WHAT THE TASK ASKS
Find all lines below containing the string "learning" and return them.

(Component data from apps and pages)
⟨

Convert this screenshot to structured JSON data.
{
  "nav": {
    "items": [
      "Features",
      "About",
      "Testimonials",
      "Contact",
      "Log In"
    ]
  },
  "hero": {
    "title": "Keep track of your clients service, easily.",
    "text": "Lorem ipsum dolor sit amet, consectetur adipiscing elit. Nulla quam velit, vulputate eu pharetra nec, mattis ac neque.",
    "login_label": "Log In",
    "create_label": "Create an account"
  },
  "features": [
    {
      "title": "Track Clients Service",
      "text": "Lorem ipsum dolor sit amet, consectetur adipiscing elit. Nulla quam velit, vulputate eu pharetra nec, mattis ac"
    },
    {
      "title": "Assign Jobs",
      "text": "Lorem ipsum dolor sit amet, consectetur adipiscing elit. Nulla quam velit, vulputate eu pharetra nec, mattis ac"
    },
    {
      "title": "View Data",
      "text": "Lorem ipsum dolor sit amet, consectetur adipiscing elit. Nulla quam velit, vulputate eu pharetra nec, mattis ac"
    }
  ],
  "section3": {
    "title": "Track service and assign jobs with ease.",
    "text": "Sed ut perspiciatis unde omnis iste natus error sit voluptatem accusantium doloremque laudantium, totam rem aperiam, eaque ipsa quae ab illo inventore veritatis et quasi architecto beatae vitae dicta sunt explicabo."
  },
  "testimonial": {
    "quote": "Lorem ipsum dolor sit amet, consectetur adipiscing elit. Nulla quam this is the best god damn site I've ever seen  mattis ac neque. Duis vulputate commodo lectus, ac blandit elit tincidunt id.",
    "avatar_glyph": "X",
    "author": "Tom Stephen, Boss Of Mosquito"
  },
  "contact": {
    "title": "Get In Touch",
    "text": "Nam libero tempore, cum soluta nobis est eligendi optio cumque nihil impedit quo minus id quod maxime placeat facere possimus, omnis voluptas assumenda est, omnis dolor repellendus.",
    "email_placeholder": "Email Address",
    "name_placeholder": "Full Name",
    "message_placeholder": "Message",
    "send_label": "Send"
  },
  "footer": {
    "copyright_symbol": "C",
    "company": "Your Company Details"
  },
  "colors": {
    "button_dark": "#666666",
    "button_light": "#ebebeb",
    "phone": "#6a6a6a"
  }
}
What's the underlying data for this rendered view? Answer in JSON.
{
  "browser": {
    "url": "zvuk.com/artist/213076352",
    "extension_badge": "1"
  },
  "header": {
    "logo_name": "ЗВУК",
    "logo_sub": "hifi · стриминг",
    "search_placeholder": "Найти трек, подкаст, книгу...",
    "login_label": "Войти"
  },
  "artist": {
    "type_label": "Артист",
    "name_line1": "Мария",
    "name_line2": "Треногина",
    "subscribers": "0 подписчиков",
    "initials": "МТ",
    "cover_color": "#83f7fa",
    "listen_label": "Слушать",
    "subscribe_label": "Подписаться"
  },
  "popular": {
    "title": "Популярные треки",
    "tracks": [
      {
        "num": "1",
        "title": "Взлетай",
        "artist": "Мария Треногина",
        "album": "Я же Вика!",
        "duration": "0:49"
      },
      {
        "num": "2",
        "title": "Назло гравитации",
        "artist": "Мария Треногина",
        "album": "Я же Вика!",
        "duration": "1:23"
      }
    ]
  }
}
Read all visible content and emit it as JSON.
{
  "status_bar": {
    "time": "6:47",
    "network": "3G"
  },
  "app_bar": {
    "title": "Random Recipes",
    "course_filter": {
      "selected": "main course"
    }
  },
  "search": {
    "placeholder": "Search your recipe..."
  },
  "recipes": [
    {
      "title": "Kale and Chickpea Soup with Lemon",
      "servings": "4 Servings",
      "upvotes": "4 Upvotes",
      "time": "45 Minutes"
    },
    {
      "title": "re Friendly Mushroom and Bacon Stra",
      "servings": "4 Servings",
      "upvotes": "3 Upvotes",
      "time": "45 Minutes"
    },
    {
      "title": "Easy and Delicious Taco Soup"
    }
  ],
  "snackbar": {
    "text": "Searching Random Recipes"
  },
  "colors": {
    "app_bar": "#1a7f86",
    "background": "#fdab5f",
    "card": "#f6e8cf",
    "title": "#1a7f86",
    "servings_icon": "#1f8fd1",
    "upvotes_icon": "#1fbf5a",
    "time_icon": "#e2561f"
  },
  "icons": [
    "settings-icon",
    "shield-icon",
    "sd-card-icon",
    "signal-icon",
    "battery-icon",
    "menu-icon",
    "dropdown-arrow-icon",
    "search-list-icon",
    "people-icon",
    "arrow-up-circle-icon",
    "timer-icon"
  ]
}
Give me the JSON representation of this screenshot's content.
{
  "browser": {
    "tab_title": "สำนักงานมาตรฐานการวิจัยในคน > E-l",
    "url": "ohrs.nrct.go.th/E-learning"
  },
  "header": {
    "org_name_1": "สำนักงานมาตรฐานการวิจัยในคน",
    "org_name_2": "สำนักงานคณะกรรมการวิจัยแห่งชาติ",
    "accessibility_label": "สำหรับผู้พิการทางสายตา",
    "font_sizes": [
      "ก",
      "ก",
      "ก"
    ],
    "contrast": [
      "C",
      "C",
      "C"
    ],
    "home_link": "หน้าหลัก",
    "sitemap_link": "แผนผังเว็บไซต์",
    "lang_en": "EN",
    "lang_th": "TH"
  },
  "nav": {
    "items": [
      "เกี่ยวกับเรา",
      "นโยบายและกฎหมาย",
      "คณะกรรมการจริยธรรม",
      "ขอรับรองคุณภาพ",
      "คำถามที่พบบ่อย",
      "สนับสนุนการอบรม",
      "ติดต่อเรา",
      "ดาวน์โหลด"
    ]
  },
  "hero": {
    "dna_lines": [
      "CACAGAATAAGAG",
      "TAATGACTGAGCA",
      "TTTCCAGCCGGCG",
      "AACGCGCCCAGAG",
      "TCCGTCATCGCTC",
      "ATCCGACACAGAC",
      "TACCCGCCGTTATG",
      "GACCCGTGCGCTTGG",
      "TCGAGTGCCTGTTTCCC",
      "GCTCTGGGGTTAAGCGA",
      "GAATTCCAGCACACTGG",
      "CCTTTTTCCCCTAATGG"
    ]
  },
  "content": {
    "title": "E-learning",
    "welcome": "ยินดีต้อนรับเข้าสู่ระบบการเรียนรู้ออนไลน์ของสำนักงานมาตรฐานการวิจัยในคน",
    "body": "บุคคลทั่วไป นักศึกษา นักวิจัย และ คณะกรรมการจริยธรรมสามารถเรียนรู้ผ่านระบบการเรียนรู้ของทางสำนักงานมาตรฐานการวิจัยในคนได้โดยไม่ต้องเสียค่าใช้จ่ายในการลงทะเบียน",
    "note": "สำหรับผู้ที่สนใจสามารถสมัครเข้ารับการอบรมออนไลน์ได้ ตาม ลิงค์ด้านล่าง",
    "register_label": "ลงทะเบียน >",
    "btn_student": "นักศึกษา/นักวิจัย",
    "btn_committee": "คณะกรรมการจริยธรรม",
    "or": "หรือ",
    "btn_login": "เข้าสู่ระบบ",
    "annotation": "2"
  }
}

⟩

SOLUTION
    "url": "ohrs.nrct.go.th/E-learning"
    "title": "E-learning",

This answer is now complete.